The MID, as we call it, is curated by our editorial team from more than 50 news sources. Like a lot of good ideas, this started as something I wanted for myself. If I can’t read everything, I at least want to stay abreast of the most important developments.
This week in HR, companies required employees to be vaxxed or masked and rethought the return in the wake of Delta, Moderna was named Best Workplace for Innovators, Target announced free college to its workers, and we learned about the toxic workplace in Cuomo’s office.
For a while there, it seemed like things were finally heading back to normal. Now, not so much. In the span of just a week, plans for a September return to the office have been pushed back. Mask mandates have made a comeback. On Friday, Walmart — the country’s largest private employer — reversed its policy and will once again require all workers to wear masks in areas most affected by the Delta variant of the coronavirus. Grocery chains Kroger and Publix are following suit. The New York Times indefinitely postponed its planned return to the office. The delta variant is much more transmissible, and health officials are concerned it may also make people sicker and can even be spread by fully vaccinated individuals. That means, almost a year and a half into the pandemic, companies are facing a difficult task of yet again recalibrating what steps are necessary to keep workers safe. NPR
Signs are increasing that more employers may mandate COVID-19 vaccination for their employees in the coming months. In the midst of less-than-stellar vaccination rates and the growing threat of the Delta variant — which is more transmissible and potentially more deadly than the original strand — President Joe Biden on Thursday announced federal employees will be required to prove their vaccination status or face stricter safety protocols. Meanwhile, Google and Facebook both announced Wednesday that they are requiring U.S. employees to be vaccinated to return to work. The moves are a significant signal that employer vaccine policies are changing as the Delta variant rapidly spreads and poses major risks for an end to the pandemic. HR Executive
Doing a job at the behest of Gov. Andrew M. Cuomo was long known to be taxing and often demeaning work. But a 165-page report released on Tuesday by the state attorney general is at once the fullest accounting yet of his executive misdeeds and a meticulous rendering of how that conduct was permitted to fester in the first place. To exist as a woman in Mr. Cuomo’s orbit, the report suggested, was to live “the dichotomy between fear and flirtation,” a space where the boss could toggle between intimate and intimidating and where his senior-most aides seemed to operate with a singular focus on the governor’s reputation and personal comfort. The executive chamber declined to report harassment allegations from an executive assistant, Charlotte Bennett, to the appropriate state agency and moved instead to establish a practice preventing certain female staff members from being left alone with the governor.
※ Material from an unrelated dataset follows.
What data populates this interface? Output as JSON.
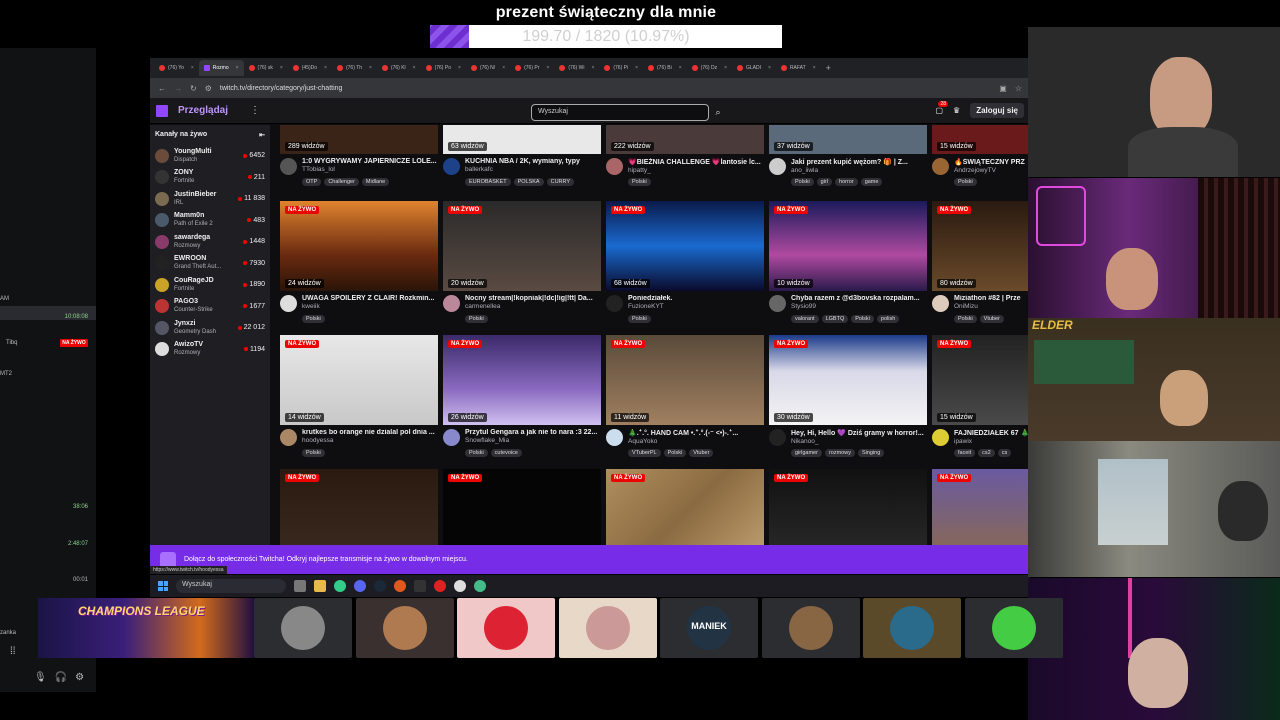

So bleak were the options available to Mr. Cuomo’s victims, witness interviews showed, that even unwelcome sexualized attention could be seen as “a better alternative to the otherwise tense, stressful and ‘toxic’ experience in the executive chamber.” The New York Times
For the third year, Fast Company collaborated with Accenture to identify more than 100 organizations, leaders, and teams that have created cultures of innovation in 2021 — no easy task given that many employees have continued to work remotely this year. The companies on the Best Workplaces for Innovators found ways to collaborate and invent despite the challenges posed by the pandemic, and in some cases applied their innovation prowess to the challenges of virtual work. And when talent and innovation intersect with mission — as it did for vaccine maker Moderna, No. 1 on the Best Workplaces for Innovators ranking — the results are not just powerful, they can help change the world. Fast Company
Target is the latest employer to increase higher education benefits as the tight labor market continues. The Minneapolis-based employer said Wednesday that it would offer its 340,000 front-line workers access to free bachelor’s and associate degree programs, including the cost of textbooks. The benefit applies to both part- and full-time workers in stores, distribution centers, and headquarters. Under the initiative, they will have access to 250 mostly online programs offered through 40 colleges and universities. Target plans to invest $200 million in the program over the next four years to help workers eliminate student debt and promote equitable access to education. Star Tribune